UK Dstl awards contracts for autonomous land vehicle systems

16 March 2020 (Last Updated June 10th, 2020 13:27)

The UK’s Defence Science and Technology Laboratory (Dstl) has purchased a fleet of five autonomous unmanned ground vehicle (UGVs) systems designed to deliver supplies to front-line personnel safely.

UK Dstl awards contracts for autonomous land vehicle systems
Dstl to acquire five autonomous ground systems land vehicle systems. Credit: Crown copyright.

The UK’s Defence Science and Technology Laboratory (Dstl) has purchased a fleet of five autonomous unmanned ground vehicle (UGVs) systems designed to deliver supplies to front-line personnel safely.

Dstl awarded contracts worth a total of £5m to HORIBA MIRA and QinetiQ to produce ‘a number of’ UGVs and further the development of autonomous systems under the Ministry of Defence (MOD) Transformation fund.

Dstl said that the contracts were part of ‘early de-risking work’ and will be used to develop the MOD’s knowledge of the systems’ capabilities and limitations in an operational setting before issuing further work or contracts.

The MOD’s ‘Project Theseus’ is overseeing the development and field testing of autonomous logistic resupply systems and was launched following a Dstl-led challenge to look at how autonomous systems could improve ‘last mile’ resupplying.

UK Defence Equipment and Support (DE&S) is also set to launch a ‘significant competition’ that will further build on Project Theseus later this year.

Dstl autonomy lead Peter Stockel said: “These contracts are a demonstration of the continued commitment to progressing autonomous systems as innovative approaches for developing future Land force logistic capability. Under the Autonomous Last Mile Challenge, we have conducted a number of in-depth trials both in the UK and with our partners in the US.

“These UGV systems will be used to undertake a series of technical evaluations and user utility assessments with the British Army and other users to rapidly advance MOD’s understanding under the ‘Prototype Warfare’ agenda.”

The vehicles are due to be delivered this Summer, with Dstl first expected to take delivery of three HORIBA MIRA all-terrain VIKING 6×6 Unmanned Ground Vehicles. Each vehicle can carry up to 750kg of equipment and uses AI-based autonomy along with GPS-based navigation to deliver supplies to the front line.

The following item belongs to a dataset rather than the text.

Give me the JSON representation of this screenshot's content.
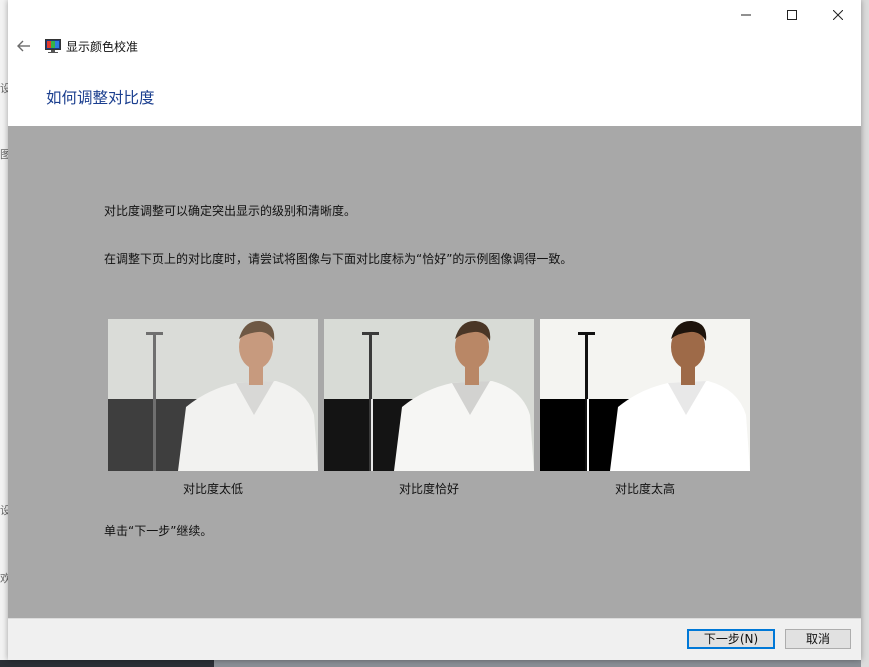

Later in the autumn, Dstl is set to receive two tracked TITAN Unmanned Ground Systems from QinetiQ. Both systems will undergo extensive experimentation and testing.

British Army head of capability for combat service support Brigadier Darrell Amison said: “Robotic and autonomous systems will provide commanders with more options to support a Land force operating at greater reach, dispersal and higher tempo.

“We look forward to ongoing collaboration with Dstl, wider defence, and our strategic and commercial partners as we drive forward this ground-breaking and exciting project.”

Dstl is set to undergo scientific trials and user trials alongside the army’s Combat Service Support Training and Development Unit (CSS TDU) in Aldershot as well as other units from the British Army.

HORIBA MIRA senior commercial manager for defence systems said: “Autonomous systems present the British Army with game-changing capabilities, redefining how we will conduct future operations.

“Building on more than a decade of experience in deploying autonomous technology into military applications, HORIBA MIRA has applied an agile and fast track approach that will enable the army to field this equipment and meet its critical objectives. We are immensely proud that VIKING, with its market-leading capability, has been selected to support this critical programme.”

QinetiQ director for research experimentation and innovation said: “Working to the principles of “Prototype Warfare”, as adopted by the British Army, the Joint Tactical Autonomous Resupply and Replenishment (JTARR) risk-reduction contract is a prime example of how QinetiQ is taking an agile approach to delivering solutions into the hands of the military for evaluation whilst continuing spiralled capability development.”

The British Army is looking to further the capabilities of manned-unmanned teaming with several capabilities ordered under the MOD Transformation Fund. This year’s Army Warfighting Experiment (19) is set to have a focus on how personnel can work alongside unmanned vehicles.

Integration and testing are also undergoing with the Infantry Trials and Development Unit (ITDU) and TommyWorks both factoring unmanned systems into their development of a future soldier system.